Start of Source records
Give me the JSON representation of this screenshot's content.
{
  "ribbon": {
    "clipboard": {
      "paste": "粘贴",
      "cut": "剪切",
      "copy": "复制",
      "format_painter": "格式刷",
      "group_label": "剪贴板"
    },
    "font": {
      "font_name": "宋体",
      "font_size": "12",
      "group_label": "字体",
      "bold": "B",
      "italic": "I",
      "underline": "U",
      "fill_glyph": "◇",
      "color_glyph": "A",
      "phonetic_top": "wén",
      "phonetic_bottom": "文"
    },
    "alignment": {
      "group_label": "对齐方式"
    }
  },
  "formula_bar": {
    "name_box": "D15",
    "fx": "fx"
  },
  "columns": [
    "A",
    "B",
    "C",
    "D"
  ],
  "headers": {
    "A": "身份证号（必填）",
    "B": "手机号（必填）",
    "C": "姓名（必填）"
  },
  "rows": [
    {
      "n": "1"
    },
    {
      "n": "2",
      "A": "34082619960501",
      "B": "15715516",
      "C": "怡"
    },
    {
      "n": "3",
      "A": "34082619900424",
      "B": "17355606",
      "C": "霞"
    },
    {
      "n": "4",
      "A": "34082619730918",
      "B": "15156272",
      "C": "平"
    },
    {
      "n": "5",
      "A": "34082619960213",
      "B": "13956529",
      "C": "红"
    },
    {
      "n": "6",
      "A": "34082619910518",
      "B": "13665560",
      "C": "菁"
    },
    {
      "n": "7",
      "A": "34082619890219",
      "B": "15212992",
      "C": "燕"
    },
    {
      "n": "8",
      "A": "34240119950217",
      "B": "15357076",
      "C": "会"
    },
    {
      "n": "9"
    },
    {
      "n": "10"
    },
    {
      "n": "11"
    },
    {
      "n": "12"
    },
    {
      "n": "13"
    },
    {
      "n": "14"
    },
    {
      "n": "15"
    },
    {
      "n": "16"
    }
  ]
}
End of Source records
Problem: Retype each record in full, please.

Expected answer:
Give me the JSON representation of this screenshot's content.
{
  "ribbon": {
    "clipboard": {
      "paste": "粘贴",
      "cut": "剪切",
      "copy": "复制",
      "format_painter": "格式刷",
      "group_label": "剪贴板"
    },
    "font": {
      "font_name": "宋体",
      "font_size": "12",
      "group_label": "字体",
      "bold": "B",
      "italic": "I",
      "underline": "U",
      "fill_glyph": "◇",
      "color_glyph": "A",
      "phonetic_top": "wén",
      "phonetic_bottom": "文"
    },
    "alignment": {
      "group_label": "对齐方式"
    }
  },
  "formula_bar": {
    "name_box": "D15",
    "fx": "fx"
  },
  "columns": [
    "A",
    "B",
    "C",
    "D"
  ],
  "headers": {
    "A": "身份证号（必填）",
    "B": "手机号（必填）",
    "C": "姓名（必填）"
  },
  "rows": [
    {
      "n": "1"
    },
    {
      "n": "2",
      "A": "34082619960501",
      "B": "15715516",
      "C": "怡"
    },
    {
      "n": "3",
      "A": "34082619900424",
      "B": "17355606",
      "C": "霞"
    },
    {
      "n": "4",
      "A": "34082619730918",
      "B": "15156272",
      "C": "平"
    },
    {
      "n": "5",
      "A": "34082619960213",
      "B": "13956529",
      "C": "红"
    },
    {
      "n": "6",
      "A": "34082619910518",
      "B": "13665560",
      "C": "菁"
    },
    {
      "n": "7",
      "A": "34082619890219",
      "B": "15212992",
      "C": "燕"
    },
    {
      "n": "8",
      "A": "34240119950217",
      "B": "15357076",
      "C": "会"
    },
    {
      "n": "9"
    },
    {
      "n": "10"
    },
    {
      "n": "11"
    },
    {
      "n": "12"
    },
    {
      "n": "13"
    },
    {
      "n": "14"
    },
    {
      "n": "15"
    },
    {
      "n": "16"
    }
  ]
}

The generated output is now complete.